The National Human Rights Commission (CNDH) has repeated its criticism of the federal government’s proposal to create a national guard, declaring that the security force “is not appropriate or viable.”
The proposal to create the new force was approved by Senate committees on Monday and all members of the upper house will have the opportunity to vote on it in an upcoming plenary session.
In a statement, the CNDH urged members of Congress to put respect and protection for human rights first in the constitutional amendments that must be approved in order for the new security force to be created.
The commission said that from a human rights perspective and in consideration of the constitutional amendments as they are currently set out, “the national guard proposal is not appropriate or viable because it doesn’t guarantee nor does it substantively contribute to ending impunity.”
The commission also said that the proposal “weakens civil and democratic institutionality” and contravenes Mexico’s international human rights obligations by “regularizing the participation of the armed forces in public security tasks.”
Amnesty International, Human Rights Watch and several other non-government organizations have also rejected the proposal, arguing that it will perpetuate a failed militarized crime-fighting strategy first implemented by former president Felipe Calderón in 2006, and result in more human rights violations being committed by the armed forces.
The CNDH said the military should only continue carrying out public security tasks on an “exceptional and temporary” basis while “the technical, operational, legal and structural capacities of police and civil institutions are strengthened.”
Responding to the criticism today, President López Obrador pledged that if approved, the national guard will conduct itself in a way similar to United Nations peacekeepers, a group that is sometimes referred to as the Blue Berets.

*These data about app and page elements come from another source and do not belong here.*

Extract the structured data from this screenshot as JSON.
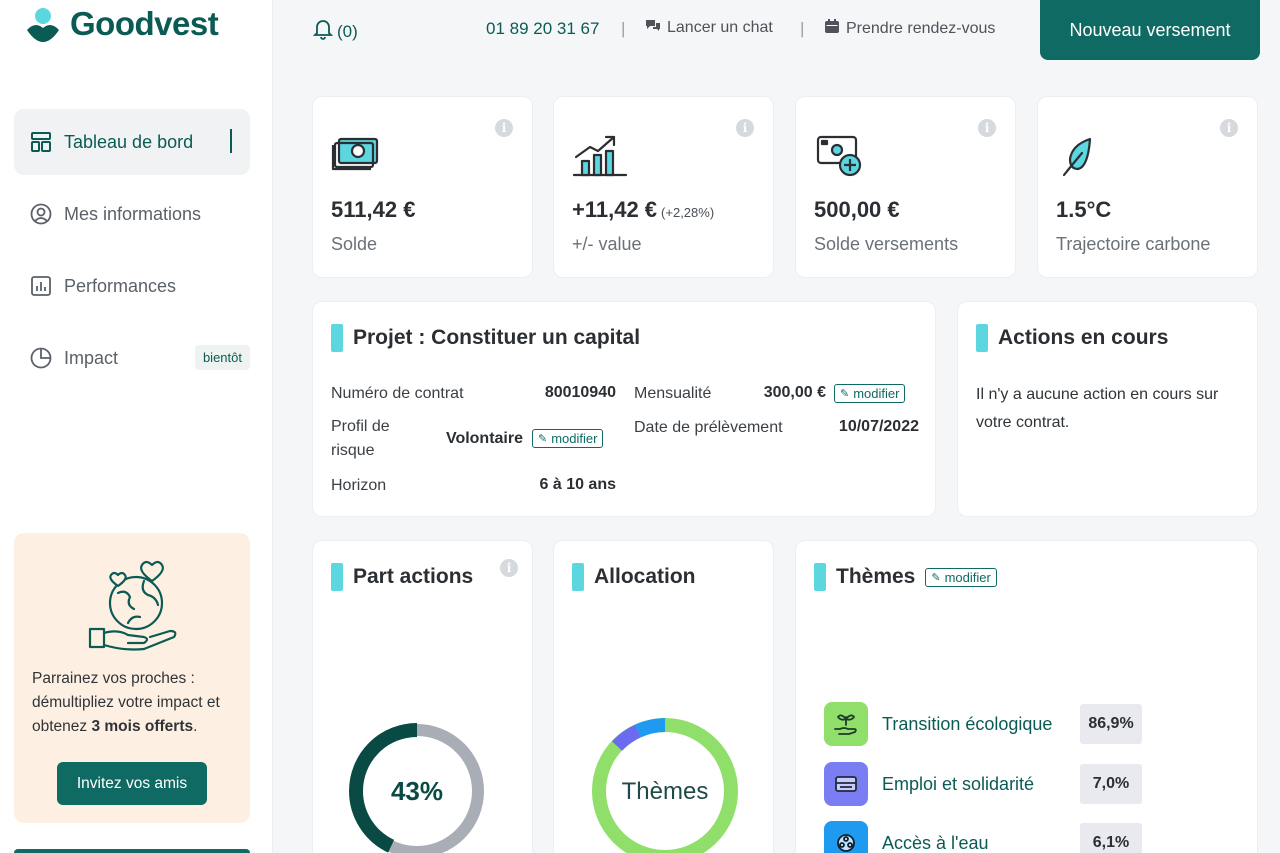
{
  "brand": {
    "name": "Goodvest"
  },
  "sidebar": {
    "items": [
      {
        "label": "Tableau de bord",
        "icon": "dashboard-icon",
        "active": true
      },
      {
        "label": "Mes informations",
        "icon": "user-circle-icon"
      },
      {
        "label": "Performances",
        "icon": "bar-chart-icon"
      },
      {
        "label": "Impact",
        "icon": "pie-chart-icon",
        "badge": "bientôt"
      }
    ],
    "promo": {
      "text_before": "Parrainez vos proches : démultipliez votre impact et obtenez ",
      "text_bold": "3 mois offerts",
      "text_after": ".",
      "button": "Invitez vos amis"
    }
  },
  "topbar": {
    "notifications": "(0)",
    "phone": "01 89 20 31 67",
    "chat": "Lancer un chat",
    "appointment": "Prendre rendez-vous",
    "cta": "Nouveau versement"
  },
  "kpis": [
    {
      "value": "511,42 €",
      "extra": "",
      "label": "Solde",
      "icon": "money-icon"
    },
    {
      "value": "+11,42 €",
      "extra": "(+2,28%)",
      "label": "+/- value",
      "icon": "growth-chart-icon"
    },
    {
      "value": "500,00 €",
      "extra": "",
      "label": "Solde versements",
      "icon": "deposit-plus-icon"
    },
    {
      "value": "1.5°C",
      "extra": "",
      "label": "Trajectoire carbone",
      "icon": "leaf-icon"
    }
  ],
  "project": {
    "title": "Projet : Constituer un capital",
    "contract_label": "Numéro de contrat",
    "contract_value": "80010940",
    "risk_label": "Profil de risque",
    "risk_value": "Volontaire",
    "horizon_label": "Horizon",
    "horizon_value": "6 à 10 ans",
    "monthly_label": "Mensualité",
    "monthly_value": "300,00 €",
    "debit_label": "Date de prélèvement",
    "debit_value": "10/07/2022",
    "edit_label": "modifier"
  },
  "actions": {
    "title": "Actions en cours",
    "text": "Il n'y a aucune action en cours sur votre contrat."
  },
  "part_actions": {
    "title": "Part actions",
    "value": "43%",
    "fraction": 0.43
  },
  "allocation": {
    "title": "Allocation",
    "center": "Thèmes"
  },
  "themes": {
    "title": "Thèmes",
    "edit_label": "modifier",
    "items": [
      {
        "name": "Transition écologique",
        "pct": "86,9%",
        "icon": "plant-hand-icon",
        "color": "#8fdf6a"
      },
      {
        "name": "Emploi et solidarité",
        "pct": "7,0%",
        "icon": "solidarity-icon",
        "color": "#6a6cf0"
      },
      {
        "name": "Accès à l'eau",
        "pct": "6,1%",
        "icon": "water-icon",
        "color": "#1e9bf0"
      }
    ]
  },
  "colors": {
    "brand": "#0e6a62",
    "accent": "#5cd6df"
  }
}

“Human rights will be respected,” he said. “So you have a clear idea, the national guard is going to be like the United Nations peacekeeping forces.”
The president urged senators from the opposition National Action Party (PAN), who oppose the security force’s creation, to reconsider their position “because it’s a very important issue to guarantee the security of the country.”
The proposal sent to the Senate by the lower house of Congress recommends that the new security force have a “mixed” or “combined” command made up of both civil and military leaders.
The Secretariat of Security would be in charge of designing the policies and programs the national guard implements while the secretariats of National Defense and the Navy would have operational command.
Claudia Ruiz Massieu, national president of the Institutional Revolutionary Party (PRI), said yesterday that the party’s state governors and federal senators support the creation of the force but stressed that their backing was conditional on it having a civilian command and not infringing on the authority of state and municipal governments.
The Senate is expected to start debating the proposal on Thursday, while López Obrador has made it clear that he wants the force to be created as soon as possible.
The president yesterday accused the PAN senators who oppose the National Guard of “unleashing the violence” in Mexico and turning the country into “a cemetery.”
Former president Calderón, who initiated the so-called war on drugs, was from the same party.
More than 200,000 people have been murdered in the 12 years since soldiers and marines took to the streets, and the military has been accused of a range of human rights violations including extrajudicial killings, enforced disappearances and torture.